• [Exercise details] Output all the data exactly. Pictures do not belong in the copy.

• [Available data]

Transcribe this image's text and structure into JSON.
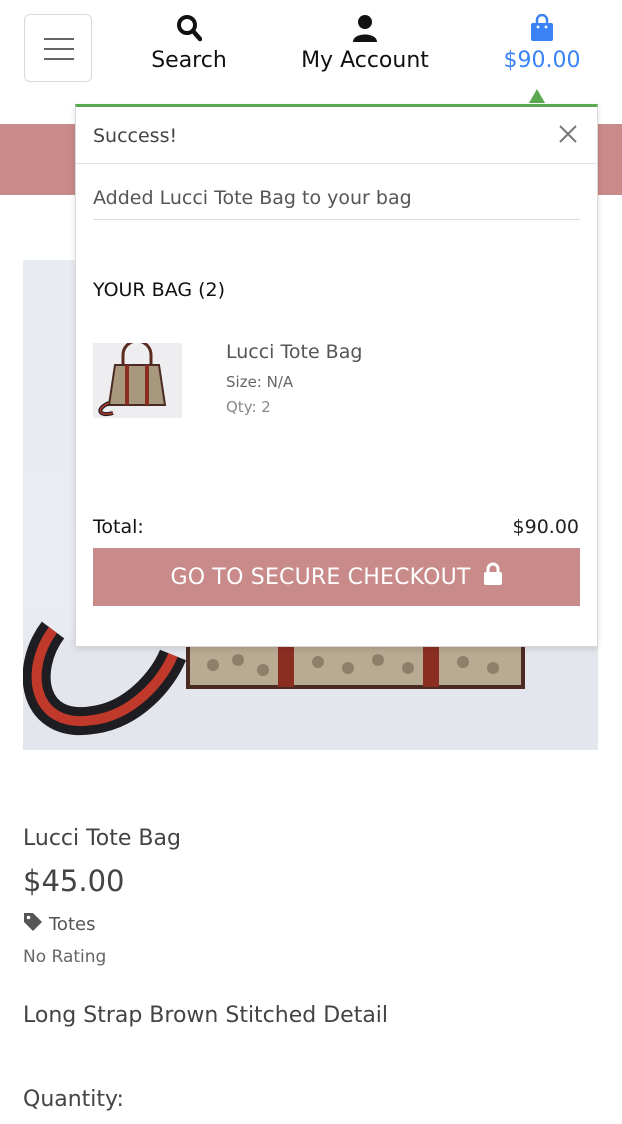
{
  "nav": {
    "menu_icon": "hamburger-icon",
    "search": {
      "label": "Search",
      "icon": "search-icon"
    },
    "account": {
      "label": "My Account",
      "icon": "user-icon"
    },
    "bag": {
      "label": "$90.00",
      "icon": "shopping-bag-icon",
      "color": "#3b82f6"
    }
  },
  "toast": {
    "title": "Success!",
    "message": "Added Lucci Tote Bag to your bag",
    "accent_color": "#5aa84f",
    "bag_heading": "YOUR BAG (2)",
    "item": {
      "name": "Lucci Tote Bag",
      "size": "Size: N/A",
      "qty": "Qty: 2"
    },
    "total_label": "Total:",
    "total_value": "$90.00",
    "checkout_label": "GO TO SECURE CHECKOUT",
    "checkout_icon": "lock-icon",
    "checkout_color": "#c98a8a"
  },
  "product": {
    "name": "Lucci Tote Bag",
    "price": "$45.00",
    "category": "Totes",
    "category_icon": "tag-icon",
    "rating": "No Rating",
    "description": "Long Strap Brown Stitched Detail",
    "quantity_label": "Quantity:"
  }
}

• [Output below]
Transcribe this image's text and structure into JSON.
{
  "nav": {
    "menu_icon": "hamburger-icon",
    "search": {
      "label": "Search",
      "icon": "search-icon"
    },
    "account": {
      "label": "My Account",
      "icon": "user-icon"
    },
    "bag": {
      "label": "$90.00",
      "icon": "shopping-bag-icon",
      "color": "#3b82f6"
    }
  },
  "toast": {
    "title": "Success!",
    "message": "Added Lucci Tote Bag to your bag",
    "accent_color": "#5aa84f",
    "bag_heading": "YOUR BAG (2)",
    "item": {
      "name": "Lucci Tote Bag",
      "size": "Size: N/A",
      "qty": "Qty: 2"
    },
    "total_label": "Total:",
    "total_value": "$90.00",
    "checkout_label": "GO TO SECURE CHECKOUT",
    "checkout_icon": "lock-icon",
    "checkout_color": "#c98a8a"
  },
  "product": {
    "name": "Lucci Tote Bag",
    "price": "$45.00",
    "category": "Totes",
    "category_icon": "tag-icon",
    "rating": "No Rating",
    "description": "Long Strap Brown Stitched Detail",
    "quantity_label": "Quantity:"
  }
}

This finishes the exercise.